(Entries from a dataset of interfaces)
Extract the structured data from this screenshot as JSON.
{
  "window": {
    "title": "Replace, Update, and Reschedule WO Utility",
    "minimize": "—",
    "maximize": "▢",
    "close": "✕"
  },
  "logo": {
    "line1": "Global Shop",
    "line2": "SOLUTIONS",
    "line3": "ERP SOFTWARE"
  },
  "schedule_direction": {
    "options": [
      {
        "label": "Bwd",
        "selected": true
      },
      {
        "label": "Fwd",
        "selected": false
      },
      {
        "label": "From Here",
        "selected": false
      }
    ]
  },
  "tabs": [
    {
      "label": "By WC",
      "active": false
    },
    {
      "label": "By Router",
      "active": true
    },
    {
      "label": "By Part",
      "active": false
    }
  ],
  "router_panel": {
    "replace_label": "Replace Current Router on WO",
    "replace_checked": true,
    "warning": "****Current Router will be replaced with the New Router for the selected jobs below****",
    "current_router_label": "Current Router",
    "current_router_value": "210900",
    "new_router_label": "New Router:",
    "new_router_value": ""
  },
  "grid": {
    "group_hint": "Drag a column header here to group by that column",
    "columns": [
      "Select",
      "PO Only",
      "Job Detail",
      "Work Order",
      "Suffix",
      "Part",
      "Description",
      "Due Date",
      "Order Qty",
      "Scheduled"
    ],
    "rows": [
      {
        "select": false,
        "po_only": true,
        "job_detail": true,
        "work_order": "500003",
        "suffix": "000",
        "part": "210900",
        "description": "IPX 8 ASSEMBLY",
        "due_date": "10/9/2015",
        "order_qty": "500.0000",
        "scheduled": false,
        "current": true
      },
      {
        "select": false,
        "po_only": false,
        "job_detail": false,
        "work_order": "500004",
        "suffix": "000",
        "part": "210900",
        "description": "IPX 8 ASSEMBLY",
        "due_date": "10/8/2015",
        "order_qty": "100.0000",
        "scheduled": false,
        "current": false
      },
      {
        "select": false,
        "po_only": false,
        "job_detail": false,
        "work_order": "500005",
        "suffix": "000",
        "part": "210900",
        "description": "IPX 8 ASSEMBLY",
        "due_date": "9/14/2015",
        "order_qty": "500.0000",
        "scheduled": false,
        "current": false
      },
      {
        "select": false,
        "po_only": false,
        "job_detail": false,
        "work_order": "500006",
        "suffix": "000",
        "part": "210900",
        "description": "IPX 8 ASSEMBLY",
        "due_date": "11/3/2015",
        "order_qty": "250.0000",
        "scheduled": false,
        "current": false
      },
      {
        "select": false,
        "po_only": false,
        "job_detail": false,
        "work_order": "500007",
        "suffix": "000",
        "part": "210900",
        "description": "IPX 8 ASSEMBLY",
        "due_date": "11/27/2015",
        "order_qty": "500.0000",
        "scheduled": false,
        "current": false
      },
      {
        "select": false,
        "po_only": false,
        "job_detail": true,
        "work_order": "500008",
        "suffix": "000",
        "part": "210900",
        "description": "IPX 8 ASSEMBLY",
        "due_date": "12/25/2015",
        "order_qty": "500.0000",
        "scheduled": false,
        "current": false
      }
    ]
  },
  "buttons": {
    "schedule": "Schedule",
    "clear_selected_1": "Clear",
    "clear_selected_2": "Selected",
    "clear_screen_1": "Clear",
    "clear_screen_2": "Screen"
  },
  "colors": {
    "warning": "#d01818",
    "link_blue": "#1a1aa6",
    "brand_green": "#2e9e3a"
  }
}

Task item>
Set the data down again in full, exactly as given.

Completed exercise>
Extract the structured data from this screenshot as JSON.
{
  "window": {
    "title": "Replace, Update, and Reschedule WO Utility",
    "minimize": "—",
    "maximize": "▢",
    "close": "✕"
  },
  "logo": {
    "line1": "Global Shop",
    "line2": "SOLUTIONS",
    "line3": "ERP SOFTWARE"
  },
  "schedule_direction": {
    "options": [
      {
        "label": "Bwd",
        "selected": true
      },
      {
        "label": "Fwd",
        "selected": false
      },
      {
        "label": "From Here",
        "selected": false
      }
    ]
  },
  "tabs": [
    {
      "label": "By WC",
      "active": false
    },
    {
      "label": "By Router",
      "active": true
    },
    {
      "label": "By Part",
      "active": false
    }
  ],
  "router_panel": {
    "replace_label": "Replace Current Router on WO",
    "replace_checked": true,
    "warning": "****Current Router will be replaced with the New Router for the selected jobs below****",
    "current_router_label": "Current Router",
    "current_router_value": "210900",
    "new_router_label": "New Router:",
    "new_router_value": ""
  },
  "grid": {
    "group_hint": "Drag a column header here to group by that column",
    "columns": [
      "Select",
      "PO Only",
      "Job Detail",
      "Work Order",
      "Suffix",
      "Part",
      "Description",
      "Due Date",
      "Order Qty",
      "Scheduled"
    ],
    "rows": [
      {
        "select": false,
        "po_only": true,
        "job_detail": true,
        "work_order": "500003",
        "suffix": "000",
        "part": "210900",
        "description": "IPX 8 ASSEMBLY",
        "due_date": "10/9/2015",
        "order_qty": "500.0000",
        "scheduled": false,
        "current": true
      },
      {
        "select": false,
        "po_only": false,
        "job_detail": false,
        "work_order": "500004",
        "suffix": "000",
        "part": "210900",
        "description": "IPX 8 ASSEMBLY",
        "due_date": "10/8/2015",
        "order_qty": "100.0000",
        "scheduled": false,
        "current": false
      },
      {
        "select": false,
        "po_only": false,
        "job_detail": false,
        "work_order": "500005",
        "suffix": "000",
        "part": "210900",
        "description": "IPX 8 ASSEMBLY",
        "due_date": "9/14/2015",
        "order_qty": "500.0000",
        "scheduled": false,
        "current": false
      },
      {
        "select": false,
        "po_only": false,
        "job_detail": false,
        "work_order": "500006",
        "suffix": "000",
        "part": "210900",
        "description": "IPX 8 ASSEMBLY",
        "due_date": "11/3/2015",
        "order_qty": "250.0000",
        "scheduled": false,
        "current": false
      },
      {
        "select": false,
        "po_only": false,
        "job_detail": false,
        "work_order": "500007",
        "suffix": "000",
        "part": "210900",
        "description": "IPX 8 ASSEMBLY",
        "due_date": "11/27/2015",
        "order_qty": "500.0000",
        "scheduled": false,
        "current": false
      },
      {
        "select": false,
        "po_only": false,
        "job_detail": true,
        "work_order": "500008",
        "suffix": "000",
        "part": "210900",
        "description": "IPX 8 ASSEMBLY",
        "due_date": "12/25/2015",
        "order_qty": "500.0000",
        "scheduled": false,
        "current": false
      }
    ]
  },
  "buttons": {
    "schedule": "Schedule",
    "clear_selected_1": "Clear",
    "clear_selected_2": "Selected",
    "clear_screen_1": "Clear",
    "clear_screen_2": "Screen"
  },
  "colors": {
    "warning": "#d01818",
    "link_blue": "#1a1aa6",
    "brand_green": "#2e9e3a"
  }
}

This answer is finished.